(Supplied information)

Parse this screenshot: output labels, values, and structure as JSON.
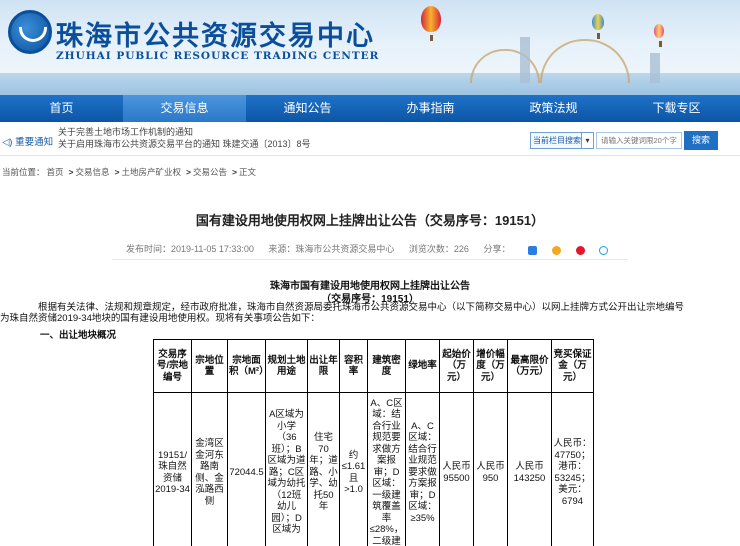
{
  "header": {
    "title_cn": "珠海市公共资源交易中心",
    "title_en": "ZHUHAI PUBLIC RESOURCE TRADING CENTER"
  },
  "nav": {
    "items": [
      {
        "label": "首页"
      },
      {
        "label": "交易信息"
      },
      {
        "label": "通知公告"
      },
      {
        "label": "办事指南"
      },
      {
        "label": "政策法规"
      },
      {
        "label": "下载专区"
      }
    ]
  },
  "notice": {
    "label": "重要通知",
    "lines": [
      "关于完善土地市场工作机制的通知",
      "关于启用珠海市公共资源交易平台的通知 珠建交通〔2013〕8号"
    ]
  },
  "search": {
    "scope_label": "当前栏目搜索",
    "placeholder": "请输入关键词限20个字",
    "button": "搜索"
  },
  "breadcrumb": {
    "prefix": "当前位置：",
    "items": [
      "首页",
      "交易信息",
      "土地房产矿业权",
      "交易公告",
      "正文"
    ]
  },
  "article": {
    "title": "国有建设用地使用权网上挂牌出让公告（交易序号：19151）",
    "publish": "发布时间：2019-11-05 17:33:00",
    "source": "来源：珠海市公共资源交易中心",
    "views": "浏览次数：226",
    "share": "分享："
  },
  "doc": {
    "title": "珠海市国有建设用地使用权网上挂牌出让公告",
    "subtitle": "（交易序号：19151）",
    "para_line1": "根据有关法律、法规和规章规定，经市政府批准，珠海市自然资源局委托珠海市公共资源交易中心（以下简称交易中心）以网上挂牌方式公开出让宗地编号",
    "para_line2": "为珠自然资储2019-34地块的国有建设用地使用权。现将有关事项公告如下：",
    "section1": "一、出让地块概况"
  },
  "table": {
    "headers": [
      "交易序号/宗地编号",
      "宗地位置",
      "宗地面积（M²）",
      "规划土地用途",
      "出让年限",
      "容积率",
      "建筑密度",
      "绿地率",
      "起始价（万元）",
      "增价幅度（万元）",
      "最高限价（万元）",
      "竞买保证金（万元）"
    ],
    "row": [
      "19151/珠自然资储2019-34",
      "金湾区金河东路南侧、金泓路西侧",
      "72044.5",
      "A区域为小学（36班）；B区域为道路；C区域为幼托（12班幼儿园）；D区域为",
      "住宅70年；道路、小学、幼托50年",
      "约≤1.61且>1.0",
      "A、C区域：结合行业规范要求做方案报审；D区域：一级建筑覆盖率≤28%，二级建",
      "A、C区域：结合行业规范要求做方案报审；D区域：≥35%",
      "人民币95500",
      "人民币950",
      "人民币143250",
      "人民币：47750；港币：53245；美元：6794"
    ]
  },
  "colors": {
    "brand_blue": "#0b4f9c",
    "nav_blue": "#1f72c8",
    "button_blue": "#1f6fc4"
  }
}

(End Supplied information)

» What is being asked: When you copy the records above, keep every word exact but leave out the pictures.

» Exercise answer:
Parse this screenshot: output labels, values, and structure as JSON.
{
  "header": {
    "title_cn": "珠海市公共资源交易中心",
    "title_en": "ZHUHAI PUBLIC RESOURCE TRADING CENTER"
  },
  "nav": {
    "items": [
      {
        "label": "首页"
      },
      {
        "label": "交易信息"
      },
      {
        "label": "通知公告"
      },
      {
        "label": "办事指南"
      },
      {
        "label": "政策法规"
      },
      {
        "label": "下载专区"
      }
    ]
  },
  "notice": {
    "label": "重要通知",
    "lines": [
      "关于完善土地市场工作机制的通知",
      "关于启用珠海市公共资源交易平台的通知 珠建交通〔2013〕8号"
    ]
  },
  "search": {
    "scope_label": "当前栏目搜索",
    "placeholder": "请输入关键词限20个字",
    "button": "搜索"
  },
  "breadcrumb": {
    "prefix": "当前位置：",
    "items": [
      "首页",
      "交易信息",
      "土地房产矿业权",
      "交易公告",
      "正文"
    ]
  },
  "article": {
    "title": "国有建设用地使用权网上挂牌出让公告（交易序号：19151）",
    "publish": "发布时间：2019-11-05 17:33:00",
    "source": "来源：珠海市公共资源交易中心",
    "views": "浏览次数：226",
    "share": "分享："
  },
  "doc": {
    "title": "珠海市国有建设用地使用权网上挂牌出让公告",
    "subtitle": "（交易序号：19151）",
    "para_line1": "根据有关法律、法规和规章规定，经市政府批准，珠海市自然资源局委托珠海市公共资源交易中心（以下简称交易中心）以网上挂牌方式公开出让宗地编号",
    "para_line2": "为珠自然资储2019-34地块的国有建设用地使用权。现将有关事项公告如下：",
    "section1": "一、出让地块概况"
  },
  "table": {
    "headers": [
      "交易序号/宗地编号",
      "宗地位置",
      "宗地面积（M²）",
      "规划土地用途",
      "出让年限",
      "容积率",
      "建筑密度",
      "绿地率",
      "起始价（万元）",
      "增价幅度（万元）",
      "最高限价（万元）",
      "竞买保证金（万元）"
    ],
    "row": [
      "19151/珠自然资储2019-34",
      "金湾区金河东路南侧、金泓路西侧",
      "72044.5",
      "A区域为小学（36班）；B区域为道路；C区域为幼托（12班幼儿园）；D区域为",
      "住宅70年；道路、小学、幼托50年",
      "约≤1.61且>1.0",
      "A、C区域：结合行业规范要求做方案报审；D区域：一级建筑覆盖率≤28%，二级建",
      "A、C区域：结合行业规范要求做方案报审；D区域：≥35%",
      "人民币95500",
      "人民币950",
      "人民币143250",
      "人民币：47750；港币：53245；美元：6794"
    ]
  },
  "colors": {
    "brand_blue": "#0b4f9c",
    "nav_blue": "#1f72c8",
    "button_blue": "#1f6fc4"
  }
}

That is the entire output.